The author of a new study said the combination of blackouts and extreme heat “may be the deadliest climate-related event we can imagine.”
The growing risk of overlapping heat waves and power failures poses a severe threat that major American cities are not prepared for, new research suggests.
Power failures have increased by more than 60 percent since 2015, even as climate change has made heat waves worse, according to the new research published in the journal Environmental Science & Technology. Using computer models to study three large U.S. cities, the authors estimated that a combined blackout and heat wave would expose at least two-thirds of residents in those cities to heat exhaustion or heat stroke.
And although each of the cities in the study has dedicated public cooling centers for people who need relief from the heat, those centers could accommodate no more than 2 percent of a given city’s population, the authors found, leaving an overwhelming majority of residents in danger.
“A widespread blackout during an intense heat wave may be the deadliest climate-related event we can imagine,” said Brian Stone Jr., a professor at the School of City & Regional Planning at Georgia Institute of Technology and the lead author of the study. Yet such a scenario is “increasingly likely,” he said.
The findings come just months after a winter storm knocked out power for millions of people in Texas, causing more than 150 deaths and demonstrating how easily severe weather can overwhelm electrical grids and other infrastructure.
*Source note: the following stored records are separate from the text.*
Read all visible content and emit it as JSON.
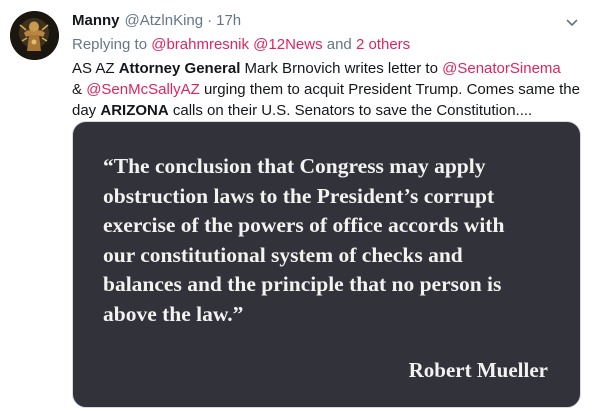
{
  "tweet": {
    "author_name": "Manny",
    "author_handle": "@AtzlnKing",
    "separator": "·",
    "timestamp": "17h",
    "reply_prefix": "Replying to ",
    "reply_to_1": "@brahmresnik",
    "reply_to_2": "@12News",
    "reply_join": " and ",
    "reply_others": "2 others",
    "body": {
      "t1": "AS AZ ",
      "b1": "Attorney General",
      "t2": " Mark Brnovich writes letter to ",
      "m1": "@SenatorSinema",
      "t3": "& ",
      "m2": "@SenMcSallyAZ",
      "t4": " urging them to acquit President Trump. Comes same the day ",
      "b2": "ARIZONA",
      "t5": " calls on their U.S. Senators to save the Constitution...."
    },
    "media": {
      "quote_lines": [
        "“The conclusion that Congress may apply",
        "obstruction laws to the President’s corrupt",
        "exercise of the powers of office accords with",
        "our constitutional system of checks and",
        "balances and the principle that no person is",
        "above the law.”"
      ],
      "attribution": "Robert Mueller"
    }
  },
  "icons": {
    "avatar": "avatar-image",
    "menu": "chevron-down-icon"
  },
  "colors": {
    "mention": "#e0245e",
    "secondary_text": "#657786",
    "media_background": "#32323a"
  }
}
But as much as winter storms and extreme cold remain a threat, the greater risk to human health as temperatures rise is from extreme heat.
The changing climate also seems to be making power failures more common. From 2015 to 2020, the number of blackouts annually in the United States doubled, Dr. Stone said. And those blackouts were more likely to occur during the summer, suggesting they were being driven in part by high temperatures, which increase demand on the electrical grid as people turn up their air-conditioners.
Because both heat waves and blackouts are becoming more frequent, “the probability of a concurrent heat wave and blackout event is very likely rising as well,” Dr. Stone said.
“We find that millions are at risk,” Dr. Stone said. “Not years in the future, but this summer.”